Do you have a guilty pleasure?
I’ve always used food purely for fuel, so if I was walking the catwalk I’d have a salad, if I was riding I’d have a bowl of pasta. I’m not the kind of girl who really loves junk food or takeaway, I’d much prefer something wholesome and seasonal, like an autumn apple and berry crumble or something like that!
Will you share with us a career highlight?
My career highlight was when I was presenting at the GQ Man of the Year Awards and sat next to [then-Top Gear presenter] Jeremy Clarkson, and we got chatting about the cars. He said it would be nice to get a woman, a model, to come and do the show, and I ended up breaking the speed record for their ‘Star in a Reasonably Priced Car’ segment. From that moment I knew I was hooked. I loved cars. I ended up having a long career racing for Maserati. It was a lot of fun!
Wellies or heels?
It’s about 50/50 between wellies and high heels, which is a lovely balance.
Has your son Indio caught the horsepower bug… is it engines or equines?
I try to get him out to play sport and do things but he’s addicted to electronic devices! It’s the bane of this generation.
He is still so young and he’s got the biggest heart, he’s incredibly kind and caring so I predict he will be an animal or nature lover but I’m sure he will naturally find his passions as he grows up.
What advice would your give your 23-year-old self?
Keep believing. Be kind and don’t lie.

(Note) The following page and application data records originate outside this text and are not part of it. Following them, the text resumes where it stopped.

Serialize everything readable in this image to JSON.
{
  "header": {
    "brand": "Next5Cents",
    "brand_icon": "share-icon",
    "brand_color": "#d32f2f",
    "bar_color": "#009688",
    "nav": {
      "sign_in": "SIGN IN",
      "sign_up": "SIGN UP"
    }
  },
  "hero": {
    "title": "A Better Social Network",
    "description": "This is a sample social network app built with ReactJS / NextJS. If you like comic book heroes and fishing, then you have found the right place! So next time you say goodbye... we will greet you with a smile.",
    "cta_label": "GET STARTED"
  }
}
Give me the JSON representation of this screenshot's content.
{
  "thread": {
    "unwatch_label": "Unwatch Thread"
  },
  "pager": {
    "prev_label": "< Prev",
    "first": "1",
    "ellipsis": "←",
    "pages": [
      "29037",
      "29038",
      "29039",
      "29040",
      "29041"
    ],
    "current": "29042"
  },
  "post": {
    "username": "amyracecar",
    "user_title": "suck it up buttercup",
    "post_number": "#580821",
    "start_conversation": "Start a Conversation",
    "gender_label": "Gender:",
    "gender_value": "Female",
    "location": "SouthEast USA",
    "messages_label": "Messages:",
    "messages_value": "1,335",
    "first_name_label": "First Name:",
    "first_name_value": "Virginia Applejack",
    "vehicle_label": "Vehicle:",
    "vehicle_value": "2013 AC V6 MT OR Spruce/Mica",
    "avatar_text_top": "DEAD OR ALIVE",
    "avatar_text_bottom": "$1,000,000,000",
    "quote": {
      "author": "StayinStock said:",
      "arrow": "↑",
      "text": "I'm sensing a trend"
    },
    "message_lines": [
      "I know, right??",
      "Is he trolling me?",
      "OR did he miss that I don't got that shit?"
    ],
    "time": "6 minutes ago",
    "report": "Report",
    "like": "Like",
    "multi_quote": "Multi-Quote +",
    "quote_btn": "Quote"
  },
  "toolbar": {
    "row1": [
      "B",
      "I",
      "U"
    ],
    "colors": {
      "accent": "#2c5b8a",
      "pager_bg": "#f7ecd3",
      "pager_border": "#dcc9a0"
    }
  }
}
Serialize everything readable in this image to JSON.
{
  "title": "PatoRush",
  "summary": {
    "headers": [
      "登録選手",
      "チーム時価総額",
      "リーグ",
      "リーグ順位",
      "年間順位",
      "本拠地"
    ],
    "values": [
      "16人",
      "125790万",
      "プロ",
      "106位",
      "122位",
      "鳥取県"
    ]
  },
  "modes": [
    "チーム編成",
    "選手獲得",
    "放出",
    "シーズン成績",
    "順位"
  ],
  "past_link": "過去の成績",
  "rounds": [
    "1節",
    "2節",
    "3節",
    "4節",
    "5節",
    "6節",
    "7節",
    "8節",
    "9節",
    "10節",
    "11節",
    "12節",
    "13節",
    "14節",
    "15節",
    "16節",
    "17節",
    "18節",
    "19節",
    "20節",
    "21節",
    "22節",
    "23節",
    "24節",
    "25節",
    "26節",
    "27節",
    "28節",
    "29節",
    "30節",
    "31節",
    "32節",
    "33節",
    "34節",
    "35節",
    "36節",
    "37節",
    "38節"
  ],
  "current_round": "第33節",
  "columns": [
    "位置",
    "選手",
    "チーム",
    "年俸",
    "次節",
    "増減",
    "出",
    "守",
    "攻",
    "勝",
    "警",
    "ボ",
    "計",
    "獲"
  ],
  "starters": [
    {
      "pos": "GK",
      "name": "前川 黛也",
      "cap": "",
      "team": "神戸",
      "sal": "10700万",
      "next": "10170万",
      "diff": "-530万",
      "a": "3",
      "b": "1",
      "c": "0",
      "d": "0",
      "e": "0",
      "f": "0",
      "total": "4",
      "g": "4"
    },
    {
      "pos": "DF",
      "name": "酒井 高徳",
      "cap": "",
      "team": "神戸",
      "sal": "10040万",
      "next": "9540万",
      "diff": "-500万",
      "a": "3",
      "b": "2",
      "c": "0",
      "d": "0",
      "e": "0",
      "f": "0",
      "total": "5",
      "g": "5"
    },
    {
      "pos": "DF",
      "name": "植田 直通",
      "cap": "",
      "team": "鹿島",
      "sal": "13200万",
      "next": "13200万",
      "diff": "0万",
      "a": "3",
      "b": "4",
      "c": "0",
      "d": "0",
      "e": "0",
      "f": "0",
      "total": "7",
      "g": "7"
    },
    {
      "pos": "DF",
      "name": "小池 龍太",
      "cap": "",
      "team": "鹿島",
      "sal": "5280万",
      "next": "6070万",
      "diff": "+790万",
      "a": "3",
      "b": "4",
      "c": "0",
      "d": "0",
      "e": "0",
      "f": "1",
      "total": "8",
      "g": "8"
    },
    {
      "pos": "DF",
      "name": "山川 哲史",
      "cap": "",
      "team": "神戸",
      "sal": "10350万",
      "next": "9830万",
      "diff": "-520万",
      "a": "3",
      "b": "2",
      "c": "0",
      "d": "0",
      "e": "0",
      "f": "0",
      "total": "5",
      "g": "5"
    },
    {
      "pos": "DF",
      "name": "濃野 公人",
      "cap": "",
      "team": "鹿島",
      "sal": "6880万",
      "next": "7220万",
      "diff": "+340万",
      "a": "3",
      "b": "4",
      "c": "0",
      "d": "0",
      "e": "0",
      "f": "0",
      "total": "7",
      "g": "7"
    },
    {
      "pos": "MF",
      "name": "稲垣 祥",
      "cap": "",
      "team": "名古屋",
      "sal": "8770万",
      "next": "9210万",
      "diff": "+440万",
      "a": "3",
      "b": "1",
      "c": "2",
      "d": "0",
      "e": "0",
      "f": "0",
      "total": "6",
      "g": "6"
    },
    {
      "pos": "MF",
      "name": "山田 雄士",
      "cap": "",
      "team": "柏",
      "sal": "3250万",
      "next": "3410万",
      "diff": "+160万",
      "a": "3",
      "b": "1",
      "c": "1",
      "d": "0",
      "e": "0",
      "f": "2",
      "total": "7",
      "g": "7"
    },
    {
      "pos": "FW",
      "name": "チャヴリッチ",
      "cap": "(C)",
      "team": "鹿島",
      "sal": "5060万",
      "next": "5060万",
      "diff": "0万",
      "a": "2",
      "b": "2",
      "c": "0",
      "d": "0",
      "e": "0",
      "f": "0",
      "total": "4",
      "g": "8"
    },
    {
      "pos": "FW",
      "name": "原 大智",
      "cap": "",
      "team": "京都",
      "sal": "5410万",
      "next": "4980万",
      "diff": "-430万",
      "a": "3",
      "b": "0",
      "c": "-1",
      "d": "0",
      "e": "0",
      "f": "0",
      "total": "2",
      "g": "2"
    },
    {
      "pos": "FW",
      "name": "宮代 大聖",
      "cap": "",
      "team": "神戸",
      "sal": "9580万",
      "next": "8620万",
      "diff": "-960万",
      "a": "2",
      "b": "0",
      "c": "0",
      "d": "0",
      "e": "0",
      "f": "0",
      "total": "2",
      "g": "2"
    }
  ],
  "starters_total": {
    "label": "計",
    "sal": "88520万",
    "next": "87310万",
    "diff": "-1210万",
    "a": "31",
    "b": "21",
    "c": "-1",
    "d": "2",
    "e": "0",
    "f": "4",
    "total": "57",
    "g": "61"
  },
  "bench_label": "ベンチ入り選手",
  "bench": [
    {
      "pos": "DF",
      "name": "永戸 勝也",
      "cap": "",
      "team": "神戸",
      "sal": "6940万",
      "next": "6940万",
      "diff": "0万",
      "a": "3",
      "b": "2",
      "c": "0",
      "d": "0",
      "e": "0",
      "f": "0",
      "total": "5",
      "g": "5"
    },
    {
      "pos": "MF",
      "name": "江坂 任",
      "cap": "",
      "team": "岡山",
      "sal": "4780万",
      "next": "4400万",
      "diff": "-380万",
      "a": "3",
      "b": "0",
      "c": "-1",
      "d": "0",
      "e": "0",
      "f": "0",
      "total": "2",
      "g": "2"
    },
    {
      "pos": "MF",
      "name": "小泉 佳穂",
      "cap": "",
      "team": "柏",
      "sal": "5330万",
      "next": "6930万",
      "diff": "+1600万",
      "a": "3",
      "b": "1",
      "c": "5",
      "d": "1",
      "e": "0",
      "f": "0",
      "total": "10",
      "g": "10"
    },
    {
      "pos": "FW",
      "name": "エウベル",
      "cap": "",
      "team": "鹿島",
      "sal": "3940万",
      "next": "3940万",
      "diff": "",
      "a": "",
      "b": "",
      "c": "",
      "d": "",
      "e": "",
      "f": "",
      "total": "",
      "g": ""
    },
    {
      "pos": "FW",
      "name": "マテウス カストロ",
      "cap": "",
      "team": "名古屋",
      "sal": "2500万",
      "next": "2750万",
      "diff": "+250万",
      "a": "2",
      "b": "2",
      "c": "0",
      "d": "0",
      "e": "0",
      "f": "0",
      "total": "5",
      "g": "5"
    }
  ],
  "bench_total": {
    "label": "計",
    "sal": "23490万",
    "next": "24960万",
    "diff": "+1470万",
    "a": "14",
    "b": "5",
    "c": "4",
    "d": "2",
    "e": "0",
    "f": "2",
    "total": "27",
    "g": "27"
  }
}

Always trust yourself to be yourself!
All photography within this article credited to Englana. If you’d like to view the collection, visit www.englana.com